Airbus trades at a 22.2x PE and 0.5x price/book. It pays no dividend. The street has 11 buys and one hold on the airliner. EADSY stock currently trades 10% below its 52-week peak of US$35.
Canadians may recall this French grocery store chain as a takeover target by Alimentation Couche-Tard. The deal fell through, but Carrefour continues to thrive. What could be steadier, more defensive, than Europe’s biggest grocery chain (with operations in Spain, Belgium, Italy as well as Brazil, Taiwan and of course France)? Last week, Carrefour reported that 2021 recurring operating income was up 7.7% from the year before and net free cash flow set a record at 1.228 billion euros. This will fund share buybacks and an 8% dividend hike to 0.52 euros per share.
Also, the cash will also help ramp up Carrefour’s e-commerce division. The company is now entering the final year of its five-year plan to cut costs and improve e-commerce with an eye to competing with Amazon, Lidl and the private retailer Leclerc. CEO Alexandre Bompard is currently working on the company’s next strategic plan. One pillar already has been investing three-billion euros through 2026 to expand digital.
Carrefour stock (as listed on the CAC40) has seen a fine 10.77% bump year to date and is on track to return to 18 euros and could revisit its 52-week high of 18.64 euros reached just after new year’s. However, shares remain 20% below levels when Bompard took over in July 2017. Carrefour pays a 2.64% dividend. Overall, the future looks good for this euro stock.

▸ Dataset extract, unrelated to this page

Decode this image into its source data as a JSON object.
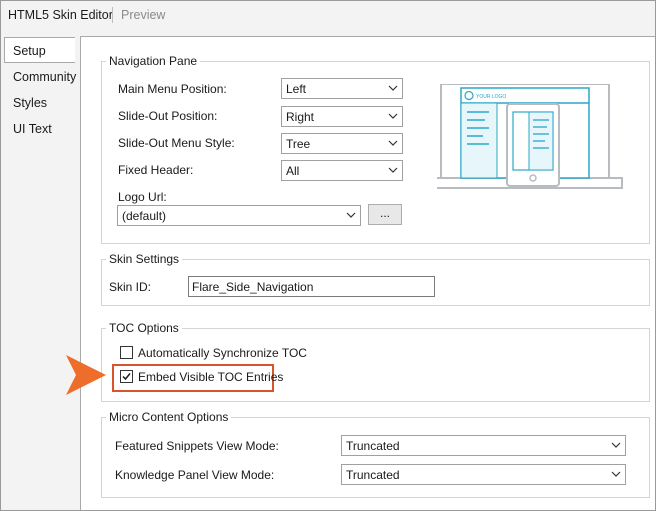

If you want to own European stocks in one basket, consider VE ETF. The top holdings are Nestle, Roche, ASML, LVMH Moet Hennessy Louis Vuitton, Shell, AstraZeneca and Novartis in that order. It’s a mix of several industries, many defensive, with healthcare and luxury good thrown in for good measure. More precisely, 16.9% of this fund is made of financial services, 15.2% industrials, 13.6% healthcare and 11.5% consumer defensive. The PE is 16.3x, pays a nice 3.10% dividend yield and charges a low MER of 0.21%. With a beta of 0.99, VE is steady, though it averages only 3,540 in daily volume. I once owned this and it gave me some exposure to Europe. I wouldn’t make this a major part of my portfolio, but I would (and did) buy some to diversify my holdings.